Smoke toppling mountains. Residents fleeing their homes. Entire towns reduced to ash. These are scenes from California, where 3 devastating wildfires across the state — the Camp Fire in Northern California, the Woolsey Fire west of Los Angeles and the Hill Fire in Ventura County — have displaced hundreds of thousands of people and destroyed thousands of homes. The Camp Fire, which has been burning since Thursday, has already become the most destructive and deadliest wildfire in the state’s history, with at least 42 people dead, more than 200 missing and more than 7,600 structures, most of them homes, destroyed. President Trump said on Twitter Monday evening that he had approved a request to declare the fires a major disaster, making people affected by the fires eligible for various types of federal government support. Visit the link in our profile to read more, including the latest developments and how you can help. @ericthayer took this photo of smoke near the Woolsey Fire in Malibu, California. Swipe left to see a shot by @acullenphoto of a wildfire victim embracing a friend in Malibu, a photo from @photojscho of fire damage in Paradise, California, and shot from @ericthayer of an aircraft dropping water on a hotspot in Malibu.


The New York Times

Shoyna, a Russian fishing village on the shores of the White Sea, is slowly vanishing under sand. Local residents say more than 20 houses have been completely buried. Boardwalks take the place of sidewalks on the village streets. It wasn’t always like this — life in the barren landscape is likely a man-made environmental disaster. In the years after World War II, Shoyna was a thriving fishing port. But overfishing probably ruined the area’s ecosystem. Trawlers scraped the sea floor clean of silt and seaweed. And with nothing to hold the sand in place anymore, waves started washing it ashore. This disruption of the seabed, perhaps combined with a natural change in the bed of the river that flows through Shoyna and into the White Sea, is the best suspect to blame, said Sergey Uvarov, the marine biodiversity project coordinator for the @world_wildlife in #Russia. But no formal environmental studies of the region have been conducted. @sergeyponomarev took this photo of a house submerged in #Shoyna. Visit the link in our profile to see more.

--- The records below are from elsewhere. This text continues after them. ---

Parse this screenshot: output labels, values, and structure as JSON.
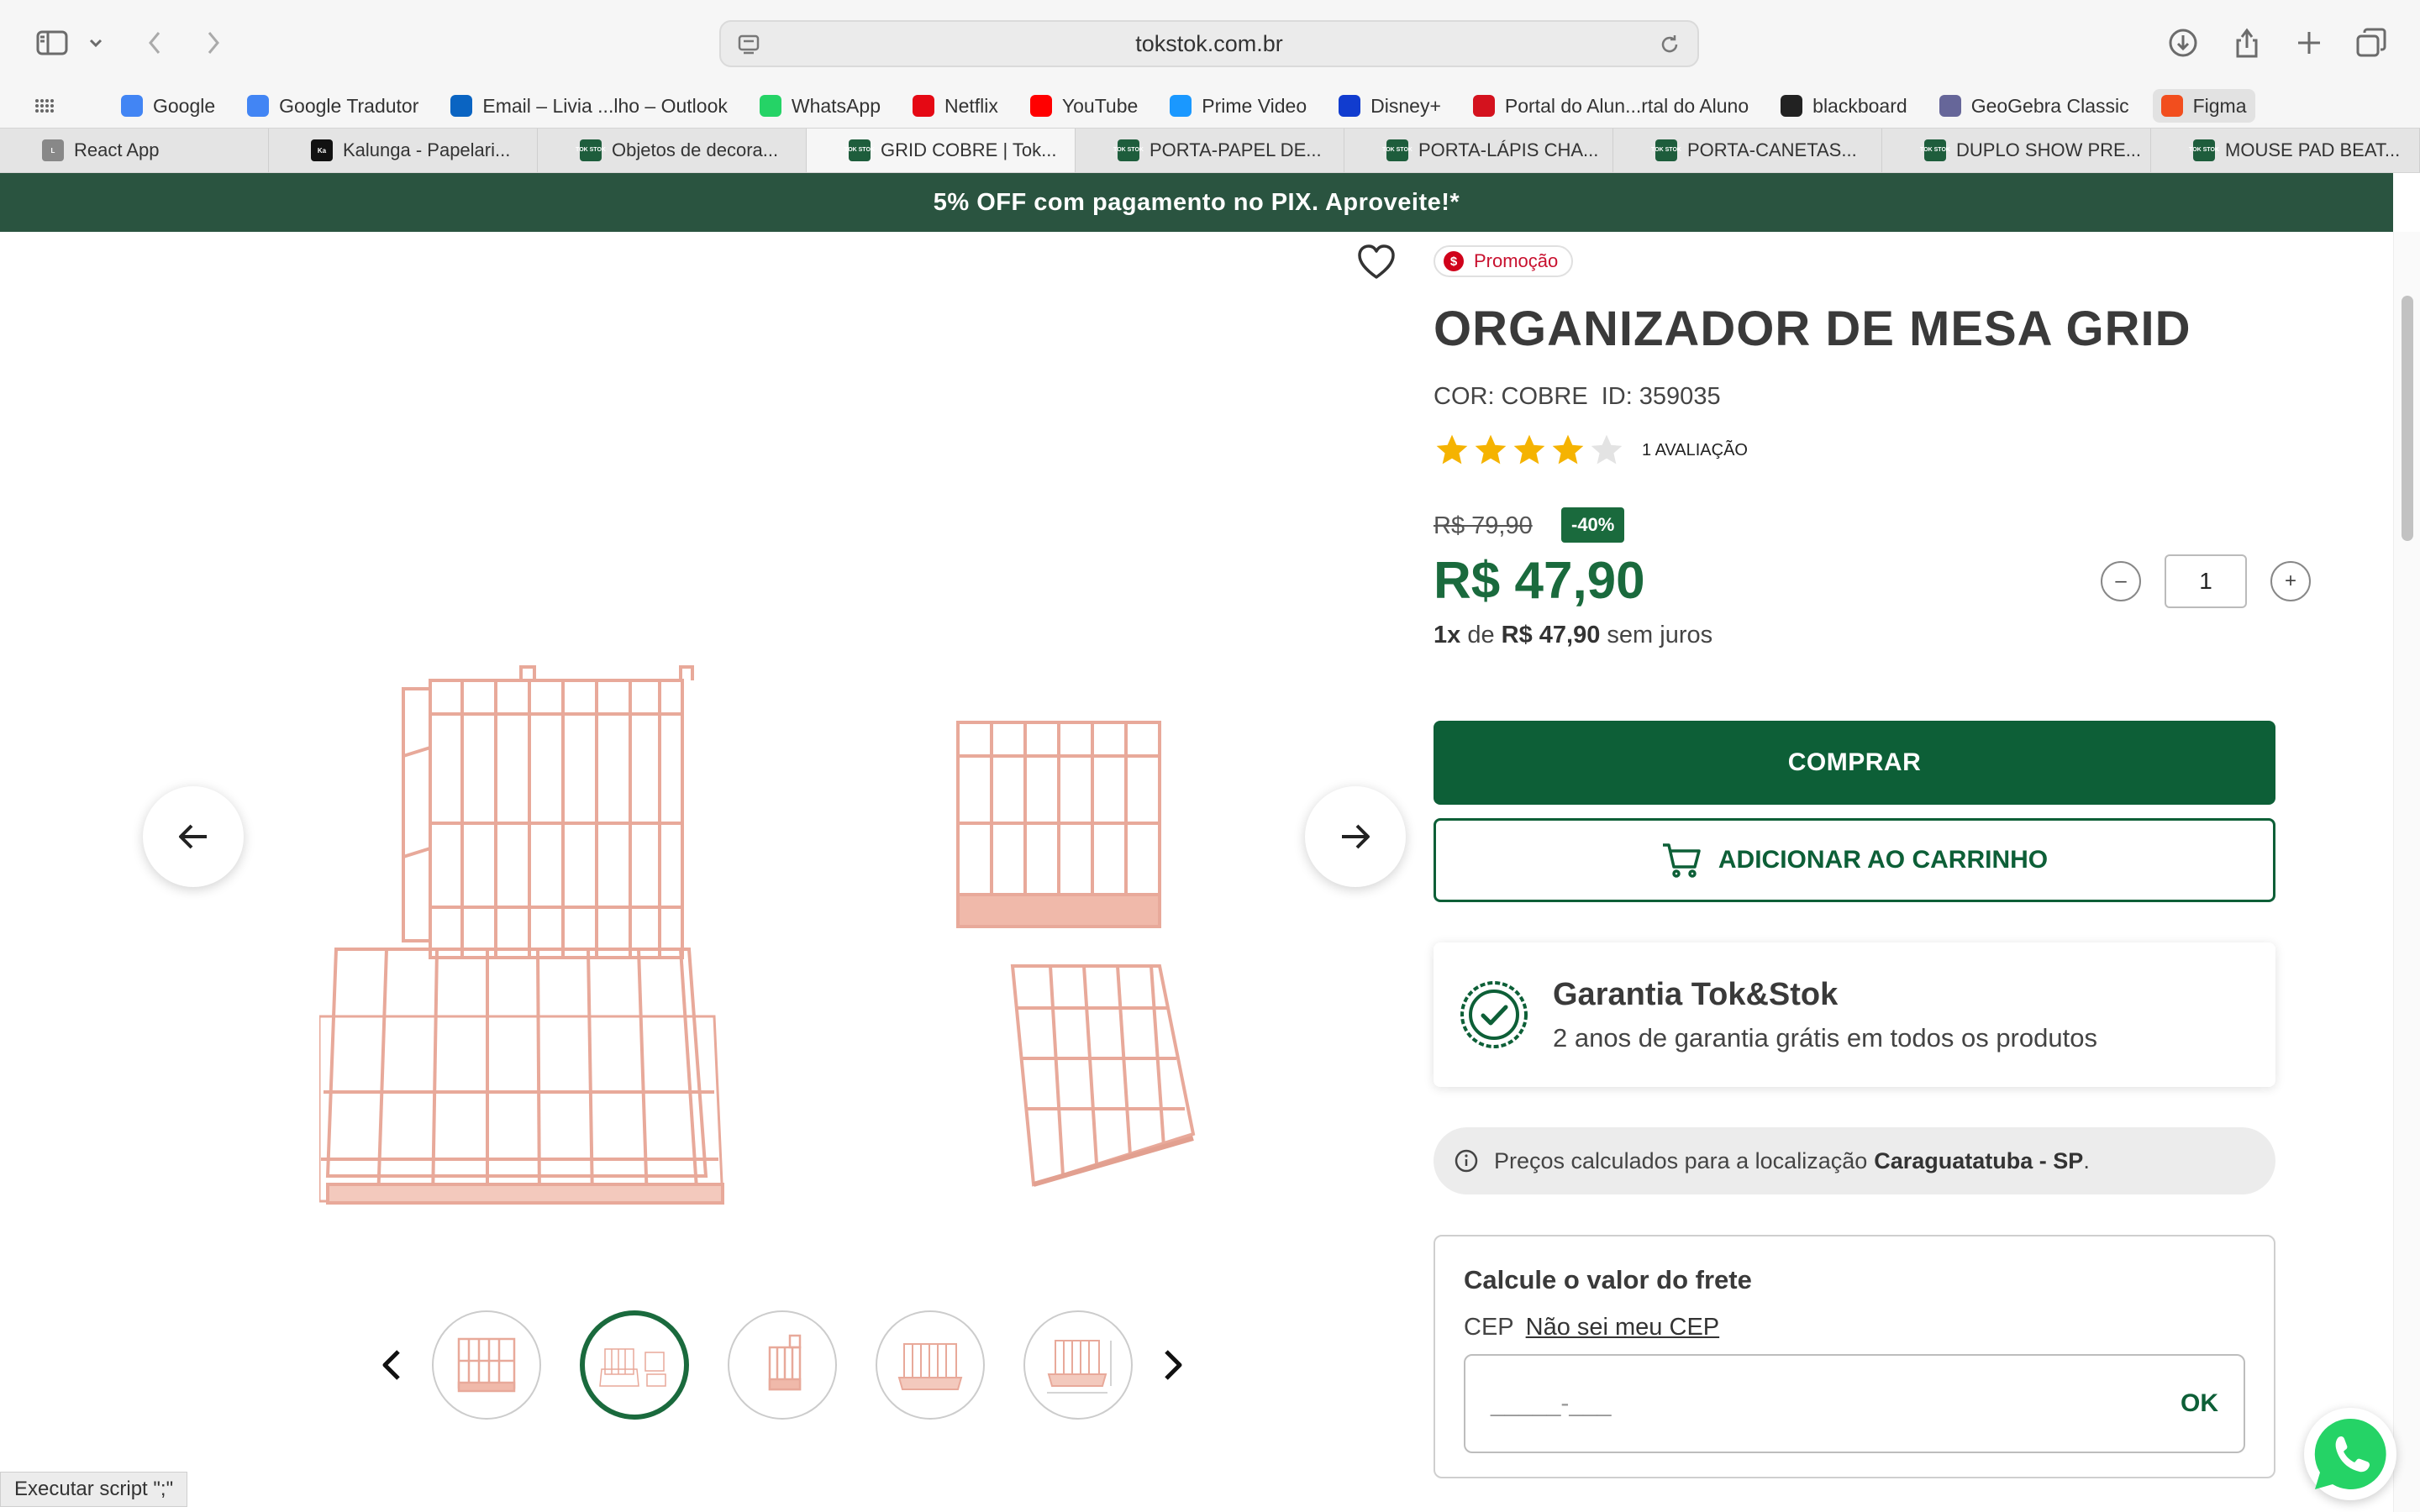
{
  "browser": {
    "url": "tokstok.com.br",
    "bookmarks": [
      {
        "label": "Google",
        "icon": "google-icon",
        "color": "#4285f4"
      },
      {
        "label": "Google Tradutor",
        "icon": "translate-icon",
        "color": "#4285f4"
      },
      {
        "label": "Email – Livia ...lho – Outlook",
        "icon": "outlook-icon",
        "color": "#0a64c2"
      },
      {
        "label": "WhatsApp",
        "icon": "whatsapp-icon",
        "color": "#25d366"
      },
      {
        "label": "Netflix",
        "icon": "netflix-icon",
        "color": "#e50914"
      },
      {
        "label": "YouTube",
        "icon": "youtube-icon",
        "color": "#ff0000"
      },
      {
        "label": "Prime Video",
        "icon": "prime-video-icon",
        "color": "#1a98ff"
      },
      {
        "label": "Disney+",
        "icon": "disney-icon",
        "color": "#113ccf"
      },
      {
        "label": "Portal do Alun...rtal do Aluno",
        "icon": "portal-icon",
        "color": "#d4121e"
      },
      {
        "label": "blackboard",
        "icon": "blackboard-icon",
        "color": "#222222"
      },
      {
        "label": "GeoGebra Classic",
        "icon": "geogebra-icon",
        "color": "#666699"
      },
      {
        "label": "Figma",
        "icon": "figma-icon",
        "color": "#f24e1e"
      }
    ],
    "tabs": [
      {
        "label": "React App",
        "fav": "L",
        "fav_color": "#888888"
      },
      {
        "label": "Kalunga - Papelari...",
        "fav": "Ka",
        "fav_color": "#111111"
      },
      {
        "label": "Objetos de decora...",
        "fav": "TOK STOK",
        "fav_color": "#1e5d3c"
      },
      {
        "label": "GRID COBRE | Tok...",
        "fav": "TOK STOK",
        "fav_color": "#1e5d3c",
        "active": true
      },
      {
        "label": "PORTA-PAPEL DE...",
        "fav": "TOK STOK",
        "fav_color": "#1e5d3c"
      },
      {
        "label": "PORTA-LÁPIS CHA...",
        "fav": "TOK STOK",
        "fav_color": "#1e5d3c"
      },
      {
        "label": "PORTA-CANETAS...",
        "fav": "TOK STOK",
        "fav_color": "#1e5d3c"
      },
      {
        "label": "DUPLO SHOW PRE...",
        "fav": "TOK STOK",
        "fav_color": "#1e5d3c"
      },
      {
        "label": "MOUSE PAD BEAT...",
        "fav": "TOK STOK",
        "fav_color": "#1e5d3c"
      }
    ],
    "status_text": "Executar script \";\""
  },
  "page": {
    "promo_banner": "5% OFF com pagamento no PIX. Aproveite!*",
    "badge": "Promoção",
    "badge_symbol": "$",
    "title": "ORGANIZADOR DE MESA GRID",
    "color_attr": "COR: COBRE",
    "id_attr": "ID: 359035",
    "rating": 4,
    "rating_max": 5,
    "rating_text": "1 AVALIAÇÃO",
    "old_price": "R$ 79,90",
    "discount": "-40%",
    "price": "R$ 47,90",
    "installments_count": "1x",
    "installments_de": "de",
    "installments_value": "R$ 47,90",
    "installments_suffix": "sem juros",
    "quantity": "1",
    "qty_minus": "–",
    "qty_plus": "+",
    "buy_label": "COMPRAR",
    "cart_label": "ADICIONAR AO CARRINHO",
    "warranty_title": "Garantia Tok&Stok",
    "warranty_sub": "2 anos de garantia grátis em todos os produtos",
    "location_prefix": "Preços calculados para a localização",
    "location_city": "Caraguatatuba - SP",
    "location_suffix": ".",
    "freight_title": "Calcule o valor do frete",
    "cep_label": "CEP",
    "cep_link": "Não sei meu CEP",
    "cep_placeholder": "_____-___",
    "ok_label": "OK",
    "gallery_active_thumb": 2,
    "gallery_thumb_count": 5
  },
  "colors": {
    "brand_green": "#0d5f37",
    "promo_bar": "#2a5440",
    "product_copper": "#e8a99a",
    "star": "#f5b301"
  }
}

The New York Times

@ColinOBrady is an American adventure athlete and budding social media star. @LouisRudd is a British army captain. Both men are racing each other to become the first person to cross #Antarctica alone without support — a 921-mile odyssey on ice through blasting winds that could take as many as 65 days. It’s a trek that killed a man 2 years ago. To prepare for the journey, Louis trained himself, putting in hours of powerlifting. A trainer put Colin through a similar routine. Additionally, they each raised upward of $200,000 to make their attempts. Although there was some initial tension between the 2 adventurers, who found themselves unexpected competitors, they’ve formed a bond with each other and each set off on Nov. 3. “Good luck,” Louis told Colin, “I think we’re both going to make it.” @tamaramerino_photography took this photo of Colin with his gear. Swipe left to see Louis, and visit the link in our profile to read more.